_EXERCISE DATA:_
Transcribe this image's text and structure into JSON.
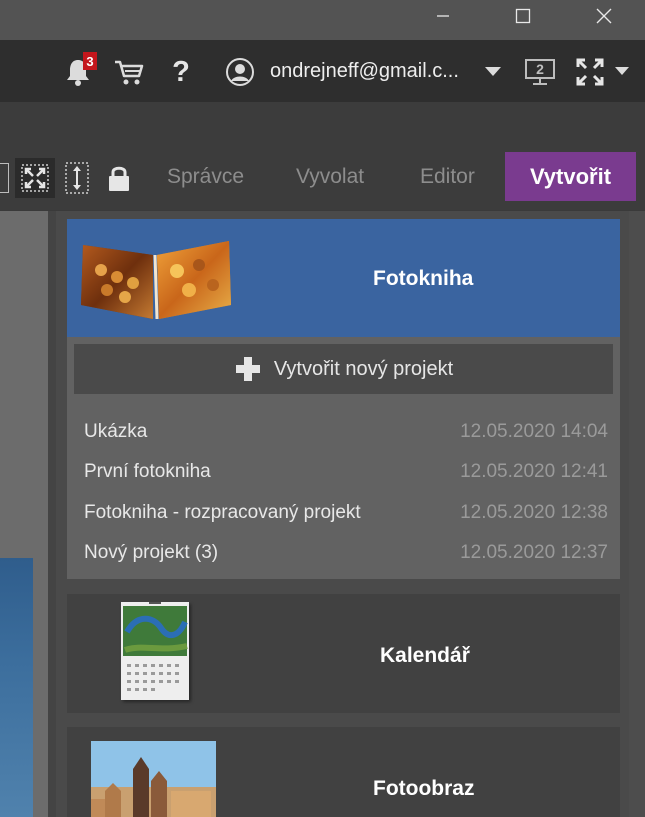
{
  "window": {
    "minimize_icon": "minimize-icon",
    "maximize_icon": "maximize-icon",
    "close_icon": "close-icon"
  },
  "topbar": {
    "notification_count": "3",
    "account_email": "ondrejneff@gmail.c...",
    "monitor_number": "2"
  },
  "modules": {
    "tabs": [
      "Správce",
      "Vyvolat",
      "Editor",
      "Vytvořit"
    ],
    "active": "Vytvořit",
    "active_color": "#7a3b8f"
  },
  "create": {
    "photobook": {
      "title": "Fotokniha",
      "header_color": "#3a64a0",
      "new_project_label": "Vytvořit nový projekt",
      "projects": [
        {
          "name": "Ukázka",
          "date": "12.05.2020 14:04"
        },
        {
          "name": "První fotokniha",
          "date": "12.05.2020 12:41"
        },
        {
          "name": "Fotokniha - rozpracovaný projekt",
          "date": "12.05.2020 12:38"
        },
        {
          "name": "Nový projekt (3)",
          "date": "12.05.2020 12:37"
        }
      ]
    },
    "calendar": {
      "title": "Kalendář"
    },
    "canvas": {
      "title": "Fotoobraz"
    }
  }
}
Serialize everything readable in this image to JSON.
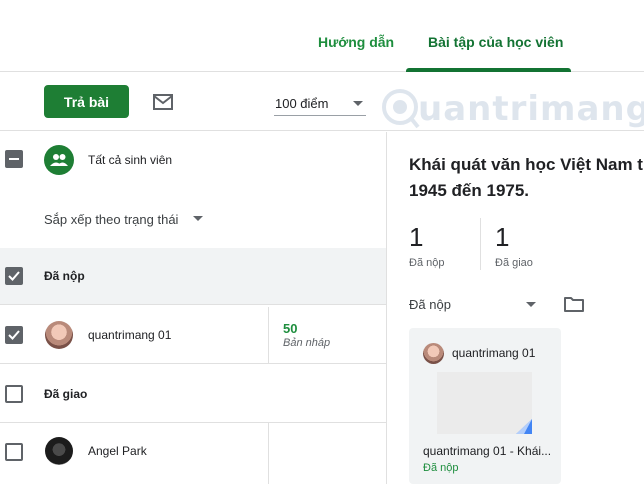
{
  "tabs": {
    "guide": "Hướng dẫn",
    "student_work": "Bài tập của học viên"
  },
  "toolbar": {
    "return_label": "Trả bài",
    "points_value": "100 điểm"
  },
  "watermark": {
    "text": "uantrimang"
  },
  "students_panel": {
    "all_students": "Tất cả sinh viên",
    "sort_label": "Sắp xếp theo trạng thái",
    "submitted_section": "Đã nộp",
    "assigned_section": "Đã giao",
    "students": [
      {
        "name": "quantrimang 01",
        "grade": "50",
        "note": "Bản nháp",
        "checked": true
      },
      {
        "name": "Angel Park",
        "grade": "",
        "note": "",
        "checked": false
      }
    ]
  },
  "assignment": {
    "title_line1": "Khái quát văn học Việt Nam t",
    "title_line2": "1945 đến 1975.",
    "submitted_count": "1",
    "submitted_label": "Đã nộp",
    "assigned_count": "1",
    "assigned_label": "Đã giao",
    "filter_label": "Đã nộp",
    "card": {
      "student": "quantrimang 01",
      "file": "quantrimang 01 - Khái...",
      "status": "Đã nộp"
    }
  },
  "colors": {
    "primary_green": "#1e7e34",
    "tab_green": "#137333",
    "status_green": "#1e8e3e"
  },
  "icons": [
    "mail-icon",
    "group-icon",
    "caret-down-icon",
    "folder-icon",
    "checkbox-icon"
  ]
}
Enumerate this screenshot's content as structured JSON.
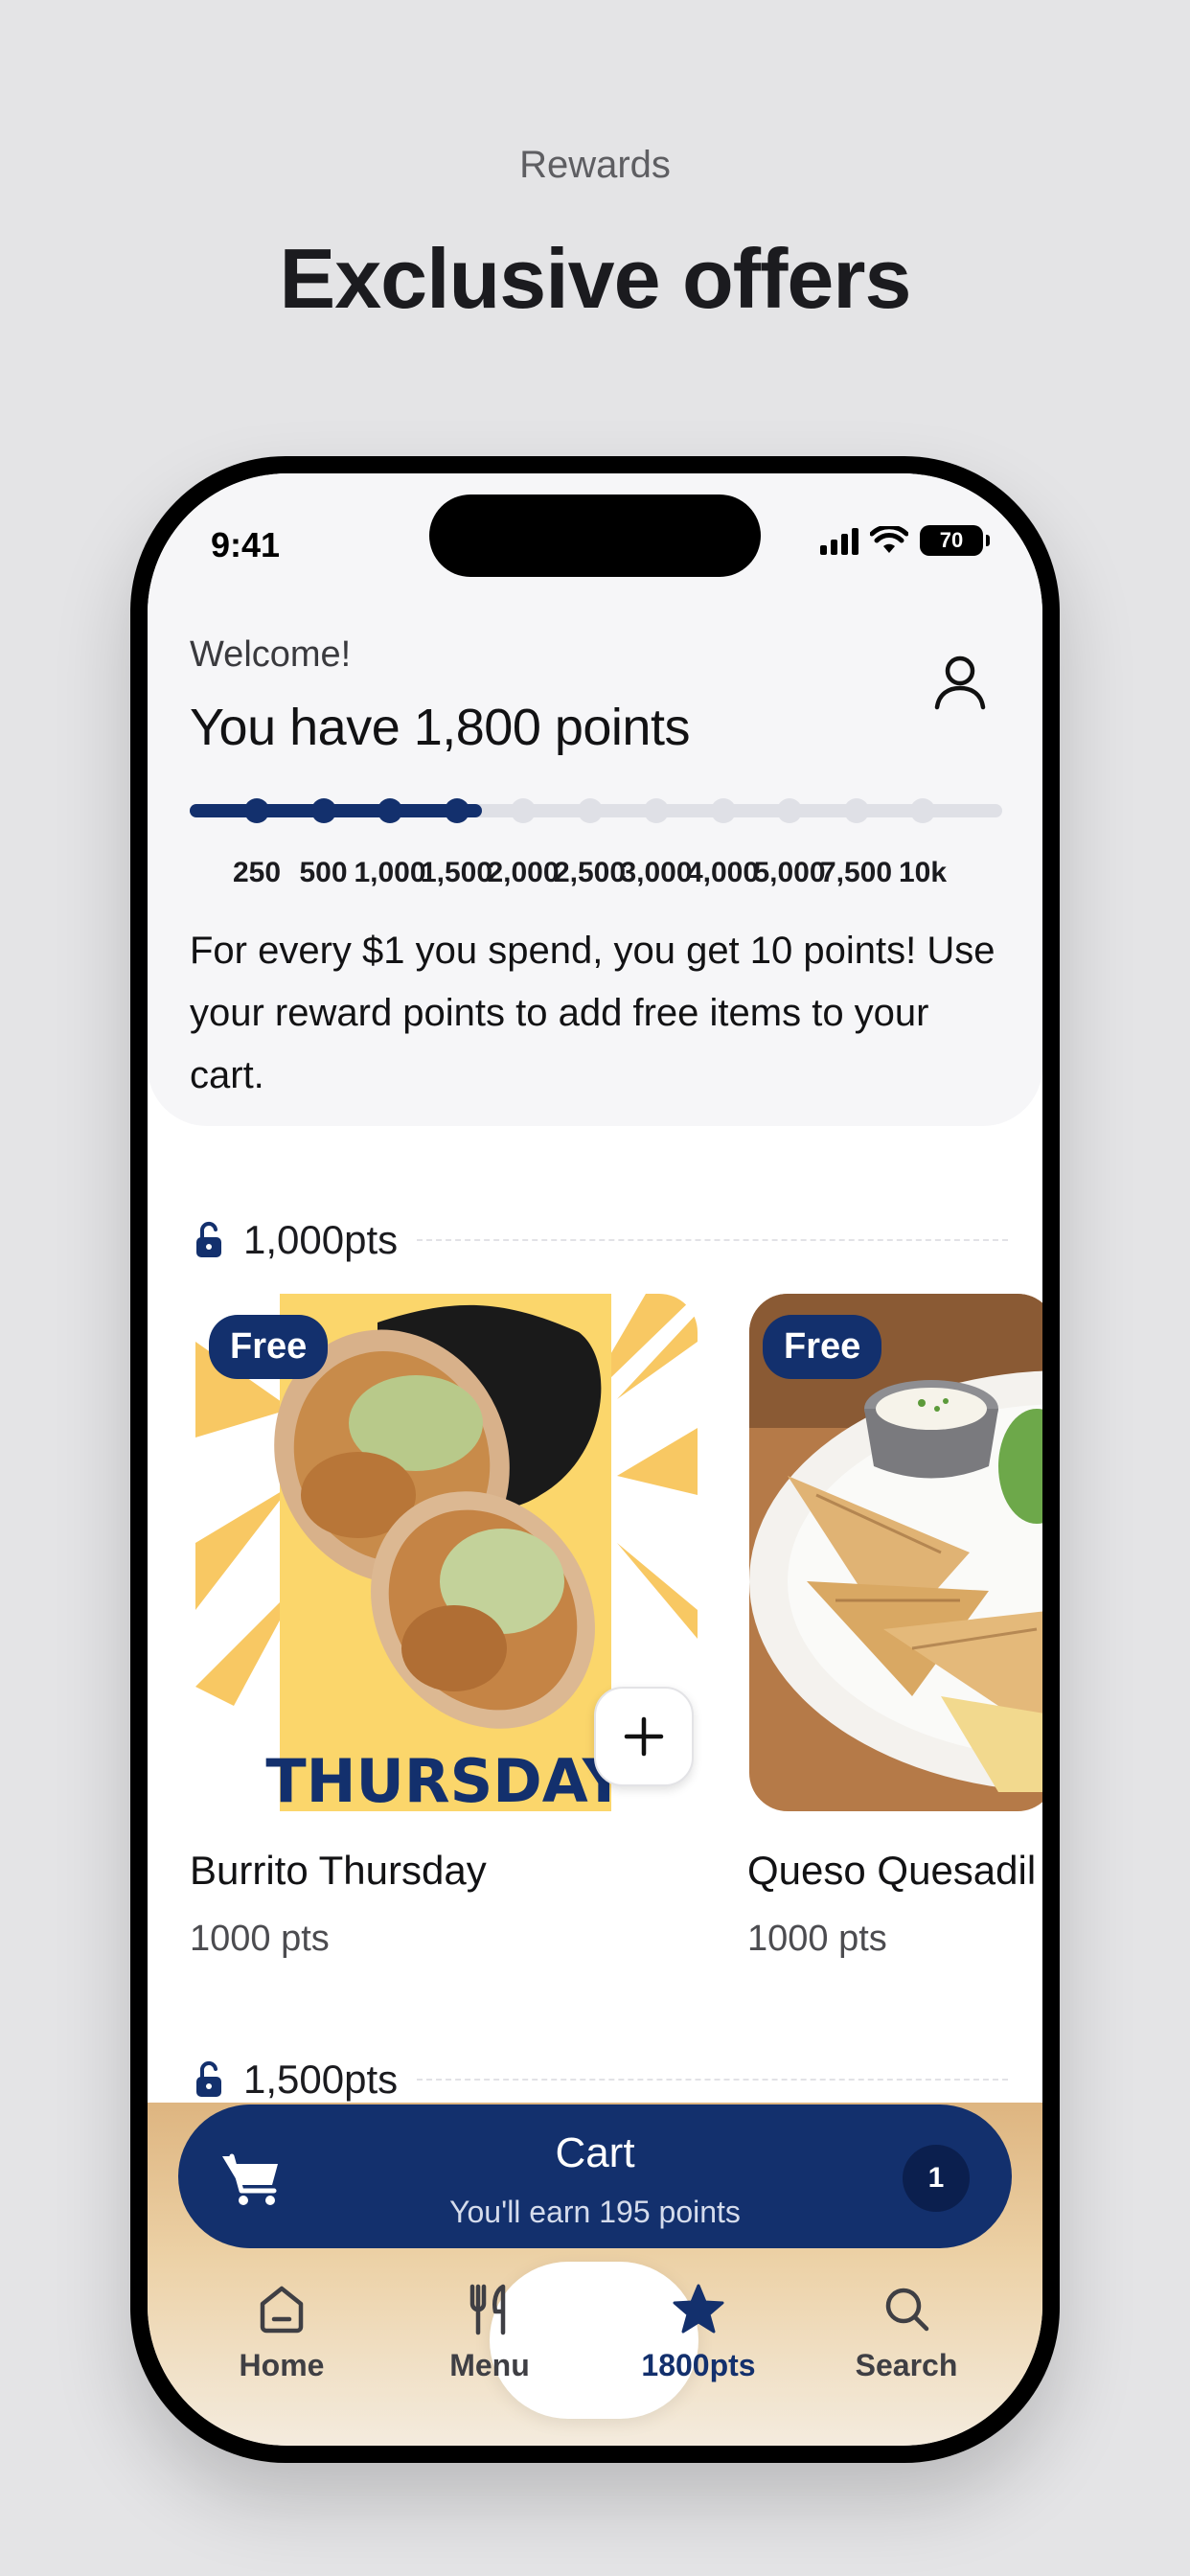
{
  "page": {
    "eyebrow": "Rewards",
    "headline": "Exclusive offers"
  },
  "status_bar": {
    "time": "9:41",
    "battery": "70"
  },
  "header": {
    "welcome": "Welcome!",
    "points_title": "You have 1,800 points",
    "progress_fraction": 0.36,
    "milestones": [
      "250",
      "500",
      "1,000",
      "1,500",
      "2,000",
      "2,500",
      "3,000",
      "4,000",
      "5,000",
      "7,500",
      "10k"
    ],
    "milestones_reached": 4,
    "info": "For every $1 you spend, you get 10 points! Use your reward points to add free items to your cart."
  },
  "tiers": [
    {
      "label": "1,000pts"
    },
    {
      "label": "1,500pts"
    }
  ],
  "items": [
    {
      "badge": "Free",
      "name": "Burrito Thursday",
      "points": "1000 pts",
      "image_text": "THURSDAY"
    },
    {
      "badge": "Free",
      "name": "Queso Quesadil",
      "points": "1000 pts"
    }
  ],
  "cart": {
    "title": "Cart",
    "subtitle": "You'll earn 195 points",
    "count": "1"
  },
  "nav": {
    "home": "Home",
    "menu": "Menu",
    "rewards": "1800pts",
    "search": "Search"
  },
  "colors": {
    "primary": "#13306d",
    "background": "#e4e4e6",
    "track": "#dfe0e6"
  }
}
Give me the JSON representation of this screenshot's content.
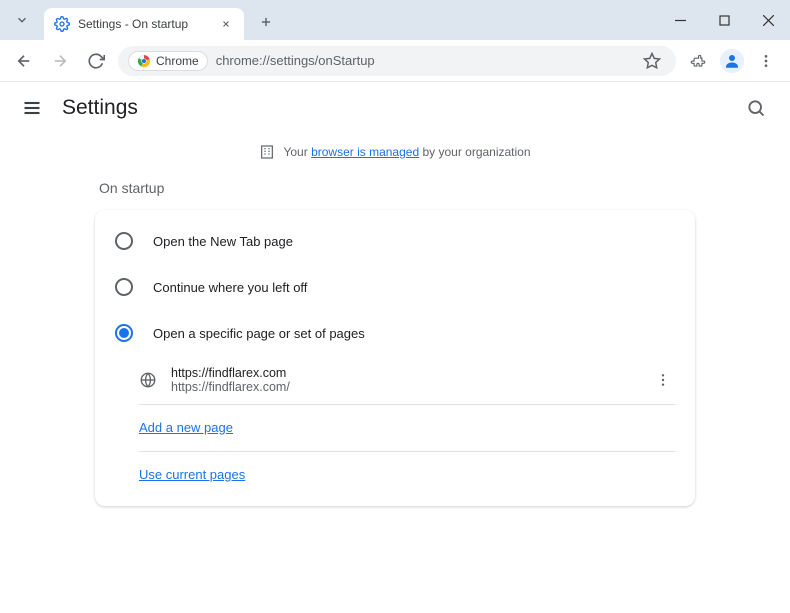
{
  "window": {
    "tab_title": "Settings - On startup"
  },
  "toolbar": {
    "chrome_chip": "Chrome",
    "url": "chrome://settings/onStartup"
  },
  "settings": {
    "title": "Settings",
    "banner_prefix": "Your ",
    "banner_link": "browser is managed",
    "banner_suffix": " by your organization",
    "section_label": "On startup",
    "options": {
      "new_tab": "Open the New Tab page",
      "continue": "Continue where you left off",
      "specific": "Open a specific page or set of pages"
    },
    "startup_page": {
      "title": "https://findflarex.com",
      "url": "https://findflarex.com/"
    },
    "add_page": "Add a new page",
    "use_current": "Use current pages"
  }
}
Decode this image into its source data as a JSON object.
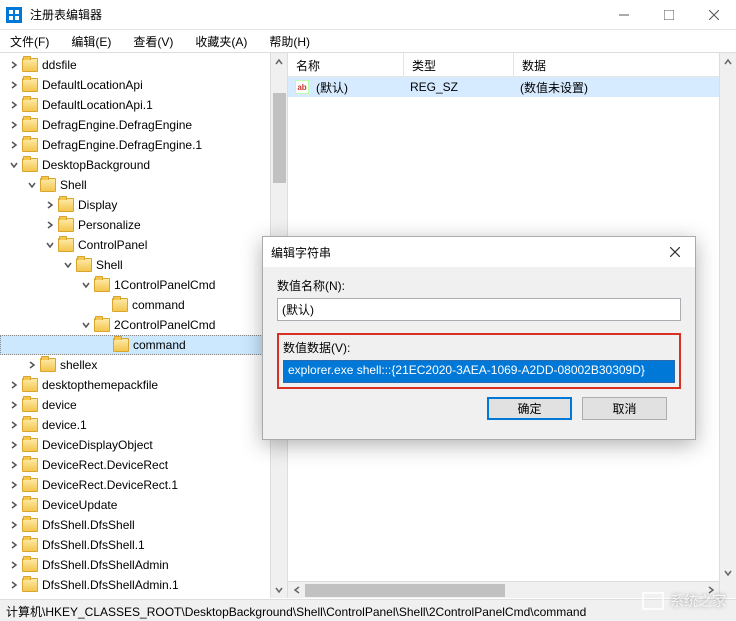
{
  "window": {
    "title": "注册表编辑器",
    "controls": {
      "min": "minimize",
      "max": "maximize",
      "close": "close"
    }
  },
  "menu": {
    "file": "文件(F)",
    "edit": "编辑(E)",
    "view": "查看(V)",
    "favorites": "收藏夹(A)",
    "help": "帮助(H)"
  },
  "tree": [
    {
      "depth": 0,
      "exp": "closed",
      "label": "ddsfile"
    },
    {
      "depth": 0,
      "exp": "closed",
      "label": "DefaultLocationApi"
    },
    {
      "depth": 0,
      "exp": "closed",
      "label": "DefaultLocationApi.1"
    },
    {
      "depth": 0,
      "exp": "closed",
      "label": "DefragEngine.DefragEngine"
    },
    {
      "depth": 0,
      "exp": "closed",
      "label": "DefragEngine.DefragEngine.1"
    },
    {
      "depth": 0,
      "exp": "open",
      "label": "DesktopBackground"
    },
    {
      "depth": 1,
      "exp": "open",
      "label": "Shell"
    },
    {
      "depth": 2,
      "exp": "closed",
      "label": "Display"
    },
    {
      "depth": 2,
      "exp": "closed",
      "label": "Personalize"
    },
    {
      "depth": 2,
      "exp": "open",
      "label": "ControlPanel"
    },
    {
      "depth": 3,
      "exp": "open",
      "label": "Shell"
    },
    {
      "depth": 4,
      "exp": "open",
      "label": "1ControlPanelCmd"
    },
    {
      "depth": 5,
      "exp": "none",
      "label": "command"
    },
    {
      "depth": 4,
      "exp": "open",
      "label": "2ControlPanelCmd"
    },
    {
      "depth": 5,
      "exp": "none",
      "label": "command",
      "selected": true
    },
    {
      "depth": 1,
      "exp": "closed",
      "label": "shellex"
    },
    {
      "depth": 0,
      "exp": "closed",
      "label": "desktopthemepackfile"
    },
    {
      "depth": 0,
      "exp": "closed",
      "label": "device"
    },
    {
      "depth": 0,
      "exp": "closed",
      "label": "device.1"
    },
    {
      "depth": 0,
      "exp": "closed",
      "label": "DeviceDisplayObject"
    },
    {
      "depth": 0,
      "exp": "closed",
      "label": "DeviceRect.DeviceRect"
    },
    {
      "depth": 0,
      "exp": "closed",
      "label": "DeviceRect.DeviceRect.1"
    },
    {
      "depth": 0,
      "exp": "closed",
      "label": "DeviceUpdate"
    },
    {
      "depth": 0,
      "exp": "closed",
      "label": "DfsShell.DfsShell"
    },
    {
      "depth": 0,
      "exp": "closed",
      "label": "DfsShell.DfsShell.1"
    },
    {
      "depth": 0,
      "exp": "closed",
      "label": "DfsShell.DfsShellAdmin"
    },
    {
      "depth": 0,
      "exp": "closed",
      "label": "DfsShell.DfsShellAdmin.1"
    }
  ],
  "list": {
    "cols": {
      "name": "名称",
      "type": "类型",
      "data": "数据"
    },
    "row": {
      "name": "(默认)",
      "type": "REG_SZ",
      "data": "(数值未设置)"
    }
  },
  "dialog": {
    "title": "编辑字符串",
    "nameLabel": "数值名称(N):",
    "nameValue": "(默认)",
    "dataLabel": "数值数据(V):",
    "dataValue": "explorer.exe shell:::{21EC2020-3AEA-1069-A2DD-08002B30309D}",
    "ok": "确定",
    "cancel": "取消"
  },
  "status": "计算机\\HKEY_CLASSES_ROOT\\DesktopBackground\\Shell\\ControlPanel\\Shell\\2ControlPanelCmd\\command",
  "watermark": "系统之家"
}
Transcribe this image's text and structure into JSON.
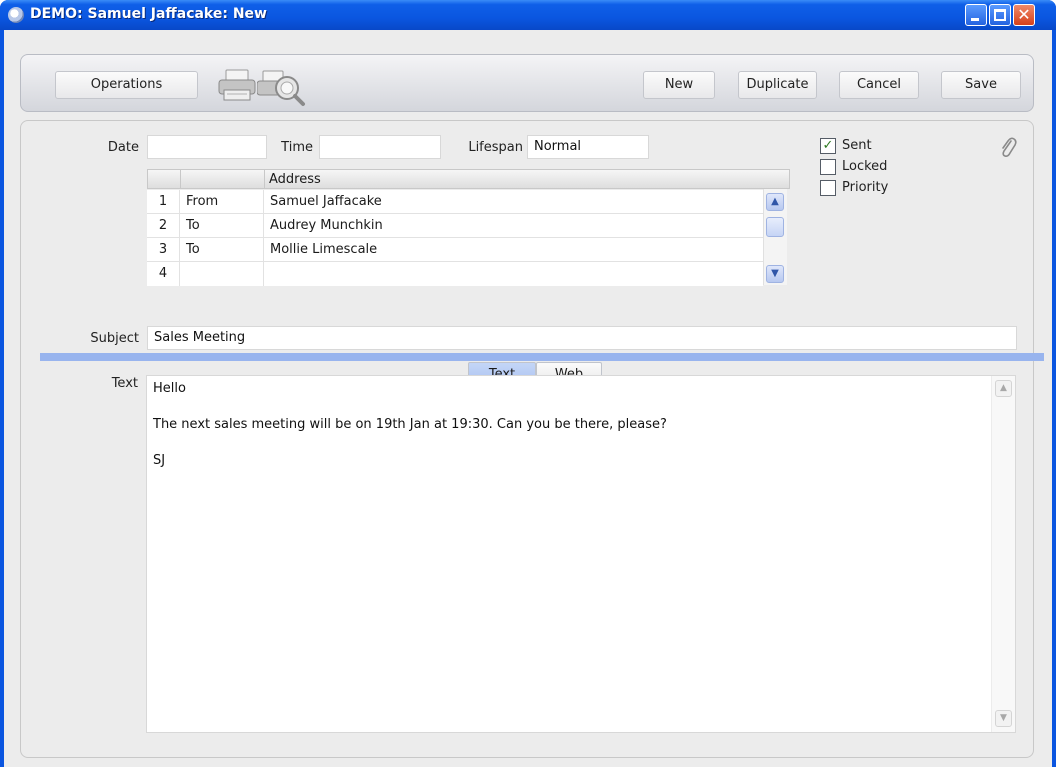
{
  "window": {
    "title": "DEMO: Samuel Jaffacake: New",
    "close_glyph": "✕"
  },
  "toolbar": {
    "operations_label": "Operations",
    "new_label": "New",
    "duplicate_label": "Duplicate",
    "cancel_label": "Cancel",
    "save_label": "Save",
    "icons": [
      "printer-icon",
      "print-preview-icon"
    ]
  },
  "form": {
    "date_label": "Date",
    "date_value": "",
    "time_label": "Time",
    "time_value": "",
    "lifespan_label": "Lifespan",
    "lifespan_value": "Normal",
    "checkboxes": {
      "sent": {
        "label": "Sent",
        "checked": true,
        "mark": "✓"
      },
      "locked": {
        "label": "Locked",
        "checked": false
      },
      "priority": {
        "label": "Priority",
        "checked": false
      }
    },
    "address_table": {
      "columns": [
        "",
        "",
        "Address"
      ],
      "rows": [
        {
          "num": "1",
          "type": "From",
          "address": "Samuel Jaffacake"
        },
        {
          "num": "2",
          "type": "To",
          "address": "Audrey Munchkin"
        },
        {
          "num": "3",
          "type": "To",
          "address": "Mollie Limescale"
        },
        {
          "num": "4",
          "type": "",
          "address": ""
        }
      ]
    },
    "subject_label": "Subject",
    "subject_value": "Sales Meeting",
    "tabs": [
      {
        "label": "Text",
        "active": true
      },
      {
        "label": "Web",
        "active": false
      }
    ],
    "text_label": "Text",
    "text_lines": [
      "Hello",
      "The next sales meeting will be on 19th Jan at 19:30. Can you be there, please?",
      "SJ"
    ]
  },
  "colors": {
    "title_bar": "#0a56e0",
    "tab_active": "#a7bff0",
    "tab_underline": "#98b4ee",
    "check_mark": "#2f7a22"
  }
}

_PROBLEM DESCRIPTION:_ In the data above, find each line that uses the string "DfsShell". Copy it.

_ANSWER FOR THIS EXERCISE:_
      "label": "DfsShell.DfsShell"
      "label": "DfsShell.DfsShell.1"
      "label": "DfsShell.DfsShellAdmin"
      "label": "DfsShell.DfsShellAdmin.1"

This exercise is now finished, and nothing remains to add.